Component data from apps and pages:
◇ ◇ ◇ ◇
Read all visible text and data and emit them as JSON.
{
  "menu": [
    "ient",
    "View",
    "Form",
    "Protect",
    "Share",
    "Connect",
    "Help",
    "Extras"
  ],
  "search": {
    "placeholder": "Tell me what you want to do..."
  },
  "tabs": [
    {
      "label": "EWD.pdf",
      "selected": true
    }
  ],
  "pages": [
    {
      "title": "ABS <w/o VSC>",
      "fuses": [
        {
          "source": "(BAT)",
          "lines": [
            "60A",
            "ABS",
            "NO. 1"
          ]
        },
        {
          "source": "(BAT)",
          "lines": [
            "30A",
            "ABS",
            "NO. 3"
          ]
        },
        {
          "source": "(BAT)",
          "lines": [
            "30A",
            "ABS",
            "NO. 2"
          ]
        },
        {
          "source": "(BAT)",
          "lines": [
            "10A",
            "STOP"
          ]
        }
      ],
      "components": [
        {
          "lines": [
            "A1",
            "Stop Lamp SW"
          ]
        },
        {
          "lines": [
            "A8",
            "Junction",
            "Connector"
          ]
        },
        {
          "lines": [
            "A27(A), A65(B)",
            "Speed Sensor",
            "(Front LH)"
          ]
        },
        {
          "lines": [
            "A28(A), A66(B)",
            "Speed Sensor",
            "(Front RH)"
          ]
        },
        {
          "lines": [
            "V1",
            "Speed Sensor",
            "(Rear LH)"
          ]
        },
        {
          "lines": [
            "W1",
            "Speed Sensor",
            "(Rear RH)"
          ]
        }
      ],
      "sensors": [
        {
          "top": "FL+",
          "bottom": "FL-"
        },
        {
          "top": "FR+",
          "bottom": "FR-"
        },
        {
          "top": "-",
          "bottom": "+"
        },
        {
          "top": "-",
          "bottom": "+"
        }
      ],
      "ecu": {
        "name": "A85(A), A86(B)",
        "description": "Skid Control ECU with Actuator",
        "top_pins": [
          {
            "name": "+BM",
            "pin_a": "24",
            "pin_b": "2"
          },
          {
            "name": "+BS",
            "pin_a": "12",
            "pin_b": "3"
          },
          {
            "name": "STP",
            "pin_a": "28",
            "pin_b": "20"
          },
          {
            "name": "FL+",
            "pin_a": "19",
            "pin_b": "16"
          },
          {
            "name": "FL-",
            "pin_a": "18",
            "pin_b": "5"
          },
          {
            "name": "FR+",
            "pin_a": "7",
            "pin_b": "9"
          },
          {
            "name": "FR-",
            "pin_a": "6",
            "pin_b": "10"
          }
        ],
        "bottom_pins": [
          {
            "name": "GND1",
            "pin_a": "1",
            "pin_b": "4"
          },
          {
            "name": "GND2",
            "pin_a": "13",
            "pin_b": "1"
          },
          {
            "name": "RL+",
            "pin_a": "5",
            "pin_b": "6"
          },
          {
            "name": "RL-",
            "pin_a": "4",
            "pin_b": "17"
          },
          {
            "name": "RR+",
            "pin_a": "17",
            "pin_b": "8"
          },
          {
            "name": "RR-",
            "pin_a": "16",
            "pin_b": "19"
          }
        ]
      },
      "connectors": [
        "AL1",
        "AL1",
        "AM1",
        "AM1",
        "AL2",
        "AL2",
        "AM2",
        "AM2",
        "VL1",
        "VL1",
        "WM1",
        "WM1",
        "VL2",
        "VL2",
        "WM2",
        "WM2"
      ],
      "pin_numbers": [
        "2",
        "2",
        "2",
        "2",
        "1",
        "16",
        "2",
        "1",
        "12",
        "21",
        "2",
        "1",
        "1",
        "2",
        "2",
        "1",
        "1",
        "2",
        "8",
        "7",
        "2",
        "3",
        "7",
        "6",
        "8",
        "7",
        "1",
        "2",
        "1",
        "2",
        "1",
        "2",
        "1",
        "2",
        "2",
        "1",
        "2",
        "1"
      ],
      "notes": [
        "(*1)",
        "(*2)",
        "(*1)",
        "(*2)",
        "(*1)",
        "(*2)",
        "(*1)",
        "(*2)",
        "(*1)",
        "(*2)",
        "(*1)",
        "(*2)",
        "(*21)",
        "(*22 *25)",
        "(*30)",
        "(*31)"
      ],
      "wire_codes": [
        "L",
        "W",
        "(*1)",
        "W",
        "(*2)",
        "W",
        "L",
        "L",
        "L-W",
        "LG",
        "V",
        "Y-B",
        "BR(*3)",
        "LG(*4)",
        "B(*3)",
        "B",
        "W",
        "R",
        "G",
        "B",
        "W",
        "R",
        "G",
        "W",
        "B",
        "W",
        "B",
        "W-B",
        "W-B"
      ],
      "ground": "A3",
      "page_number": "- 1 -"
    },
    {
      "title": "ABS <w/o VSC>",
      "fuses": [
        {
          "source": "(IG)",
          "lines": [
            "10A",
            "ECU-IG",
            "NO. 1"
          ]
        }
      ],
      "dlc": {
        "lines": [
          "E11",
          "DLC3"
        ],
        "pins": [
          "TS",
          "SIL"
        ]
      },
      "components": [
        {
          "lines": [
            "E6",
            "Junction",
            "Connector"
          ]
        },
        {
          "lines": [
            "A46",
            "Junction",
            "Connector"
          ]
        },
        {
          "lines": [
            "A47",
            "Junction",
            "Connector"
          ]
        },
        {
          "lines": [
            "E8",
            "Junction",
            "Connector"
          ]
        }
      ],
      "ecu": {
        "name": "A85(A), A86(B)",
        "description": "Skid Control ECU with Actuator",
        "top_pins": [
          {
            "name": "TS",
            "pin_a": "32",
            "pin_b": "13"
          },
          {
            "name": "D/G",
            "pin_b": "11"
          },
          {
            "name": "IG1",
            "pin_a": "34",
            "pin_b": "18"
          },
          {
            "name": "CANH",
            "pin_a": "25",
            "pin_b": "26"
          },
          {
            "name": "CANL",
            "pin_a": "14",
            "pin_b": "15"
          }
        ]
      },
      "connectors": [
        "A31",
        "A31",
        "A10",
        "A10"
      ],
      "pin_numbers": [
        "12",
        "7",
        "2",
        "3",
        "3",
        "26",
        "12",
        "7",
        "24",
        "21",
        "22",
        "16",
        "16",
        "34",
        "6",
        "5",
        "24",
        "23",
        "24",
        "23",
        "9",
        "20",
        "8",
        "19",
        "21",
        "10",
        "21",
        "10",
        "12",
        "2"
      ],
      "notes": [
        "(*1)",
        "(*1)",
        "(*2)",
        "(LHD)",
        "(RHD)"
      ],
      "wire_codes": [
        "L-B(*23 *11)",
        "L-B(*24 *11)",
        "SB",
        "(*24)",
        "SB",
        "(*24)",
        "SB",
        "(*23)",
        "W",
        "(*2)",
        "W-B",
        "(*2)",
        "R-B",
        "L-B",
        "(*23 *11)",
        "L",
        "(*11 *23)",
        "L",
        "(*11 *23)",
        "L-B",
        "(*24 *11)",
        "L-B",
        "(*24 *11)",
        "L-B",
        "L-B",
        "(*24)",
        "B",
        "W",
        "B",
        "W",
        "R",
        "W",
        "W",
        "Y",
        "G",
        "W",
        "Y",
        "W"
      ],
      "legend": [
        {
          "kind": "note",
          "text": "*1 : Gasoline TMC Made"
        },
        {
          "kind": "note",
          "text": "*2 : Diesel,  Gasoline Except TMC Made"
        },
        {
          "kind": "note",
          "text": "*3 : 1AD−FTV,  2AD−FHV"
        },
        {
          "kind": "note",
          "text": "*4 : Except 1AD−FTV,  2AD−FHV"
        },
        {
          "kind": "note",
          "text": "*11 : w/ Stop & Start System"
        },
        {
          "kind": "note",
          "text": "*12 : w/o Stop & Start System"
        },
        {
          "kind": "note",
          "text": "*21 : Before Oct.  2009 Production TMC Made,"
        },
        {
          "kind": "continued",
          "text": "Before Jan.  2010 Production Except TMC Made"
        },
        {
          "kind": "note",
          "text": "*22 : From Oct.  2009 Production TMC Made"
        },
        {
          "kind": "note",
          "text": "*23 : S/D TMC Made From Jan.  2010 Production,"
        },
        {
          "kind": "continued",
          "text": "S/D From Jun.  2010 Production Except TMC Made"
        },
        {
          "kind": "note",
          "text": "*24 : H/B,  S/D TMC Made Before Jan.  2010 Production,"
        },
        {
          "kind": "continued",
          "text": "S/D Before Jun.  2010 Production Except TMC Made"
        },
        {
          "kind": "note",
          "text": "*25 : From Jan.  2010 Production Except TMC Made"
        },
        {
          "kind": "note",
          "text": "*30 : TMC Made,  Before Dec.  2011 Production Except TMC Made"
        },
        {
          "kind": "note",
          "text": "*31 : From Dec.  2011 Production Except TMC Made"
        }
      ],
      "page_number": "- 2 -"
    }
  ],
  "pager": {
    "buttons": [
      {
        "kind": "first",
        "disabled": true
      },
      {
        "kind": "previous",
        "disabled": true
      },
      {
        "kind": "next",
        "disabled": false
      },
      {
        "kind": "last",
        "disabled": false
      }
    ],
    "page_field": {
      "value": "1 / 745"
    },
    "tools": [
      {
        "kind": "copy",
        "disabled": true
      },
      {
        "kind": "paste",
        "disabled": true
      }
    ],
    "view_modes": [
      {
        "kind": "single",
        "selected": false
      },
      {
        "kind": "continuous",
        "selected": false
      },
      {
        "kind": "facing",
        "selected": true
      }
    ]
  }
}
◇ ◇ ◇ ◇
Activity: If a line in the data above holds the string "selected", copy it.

Answer box:
      "selected": true
        "selected": false
        "selected": false
        "selected": true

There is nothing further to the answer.